This will waste not only money but precious time too. 

Mistake No. 2: Assuming a beautiful website will equal sales

Another common misconception with marketing is that designing and building a stunning website will automatically attract the right customers to your business. Whilst we would love to say that is correct, it’s very far from the truth.  

In fact, the website is just the beginning of the journey, helping to facilitate and create a landing page for your customers to go once they’ve discovered your brand. There’s a lot more that goes into it than that. It’s worth gaining a better understanding of the ecosystem that makes up growth marketing and how different channels are implemented; what is their place and purpose within that overall journey? 

Having spoken to hundreds of startups, the misconception is that the investment in a website alone will generate growth, whereas it's a foundation for initiating and kickstarting that growth. This is a setup piece, and the focus needs amplifying later on – the spend is usually placed within the setup stage and clients have their hands tied when it comes to developing it further. 

Start small with your website, just to create your designated landing page and then build up to a pricier one later down the line. 

Mistake No. 3: Thinking everything should be perfect

Here’s a trade secret: perfectionism is overrated.

Nothing is ever perfect in business, especially in those start-up stages. So stop trying to achieve it. 

To help with the scale-up process, and to rid the idea of perfection, think of building an MVP that can be used to gather feedback from a bunch of early adopters. This will provide you with valuable insight into your goods or services that can help with future product development. 

By doing this, it will save you precious time and money as you can scale from this MVP, as opposed to having everything done and perfect before the launch.
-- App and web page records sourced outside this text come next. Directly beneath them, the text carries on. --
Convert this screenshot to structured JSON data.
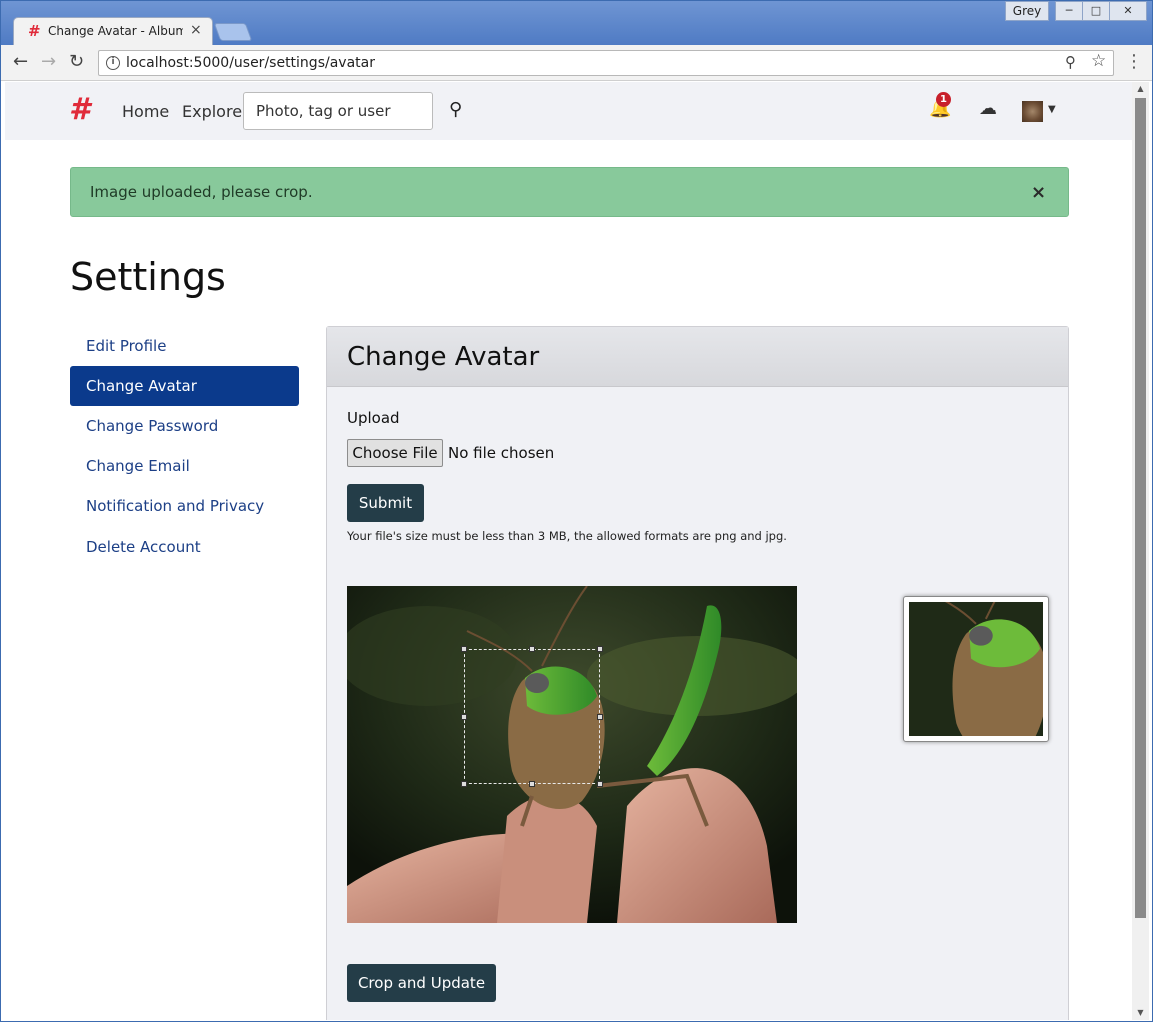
{
  "browser": {
    "tab_title": "Change Avatar - Album",
    "tab_favicon": "#",
    "profile_name": "Grey",
    "url": "localhost:5000/user/settings/avatar",
    "icons": [
      "back-icon",
      "forward-icon",
      "reload-icon",
      "info-icon",
      "zoom-icon",
      "star-icon",
      "menu-icon"
    ]
  },
  "navbar": {
    "brand": "#",
    "home_label": "Home",
    "explore_label": "Explore",
    "search_placeholder": "Photo, tag or user",
    "notification_count": "1",
    "icons": [
      "search-icon",
      "bell-icon",
      "upload-icon",
      "avatar",
      "caret-down-icon"
    ]
  },
  "alert": {
    "message": "Image uploaded, please crop.",
    "close": "×"
  },
  "page": {
    "title": "Settings"
  },
  "sidebar": {
    "items": [
      {
        "label": "Edit Profile",
        "active": false
      },
      {
        "label": "Change Avatar",
        "active": true
      },
      {
        "label": "Change Password",
        "active": false
      },
      {
        "label": "Change Email",
        "active": false
      },
      {
        "label": "Notification and Privacy",
        "active": false
      },
      {
        "label": "Delete Account",
        "active": false
      }
    ]
  },
  "card": {
    "title": "Change Avatar",
    "upload_label": "Upload",
    "choose_file_label": "Choose File",
    "file_status": "No file chosen",
    "submit_label": "Submit",
    "help_text": "Your file's size must be less than 3 MB, the allowed formats are png and jpg.",
    "crop_update_label": "Crop and Update"
  },
  "colors": {
    "primary": "#0b3a8c",
    "button_dark": "#243d48",
    "alert_bg": "#88c99b",
    "brand": "#e02b3a",
    "badge": "#c8202b"
  }
}
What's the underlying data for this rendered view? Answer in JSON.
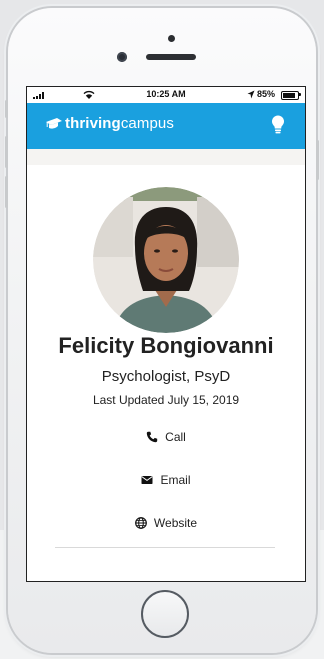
{
  "status_bar": {
    "time": "10:25 AM",
    "battery": "85%",
    "battery_level": 0.85
  },
  "app_bar": {
    "logo_part1": "thriving",
    "logo_part2": "campus",
    "logo_icon": "mortarboard-icon",
    "action_icon": "lightbulb-icon"
  },
  "profile": {
    "name": "Felicity Bongiovanni",
    "title": "Psychologist, PsyD",
    "last_updated": "Last Updated July 15, 2019"
  },
  "actions": [
    {
      "label": "Call",
      "icon": "phone-icon"
    },
    {
      "label": "Email",
      "icon": "envelope-icon"
    },
    {
      "label": "Website",
      "icon": "globe-icon"
    }
  ],
  "colors": {
    "brand": "#1aa0df",
    "text": "#222222"
  }
}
Not only that, but it will remove a lot of stress in these initial stages, as you’ll have an idea of what works and what doesn’t.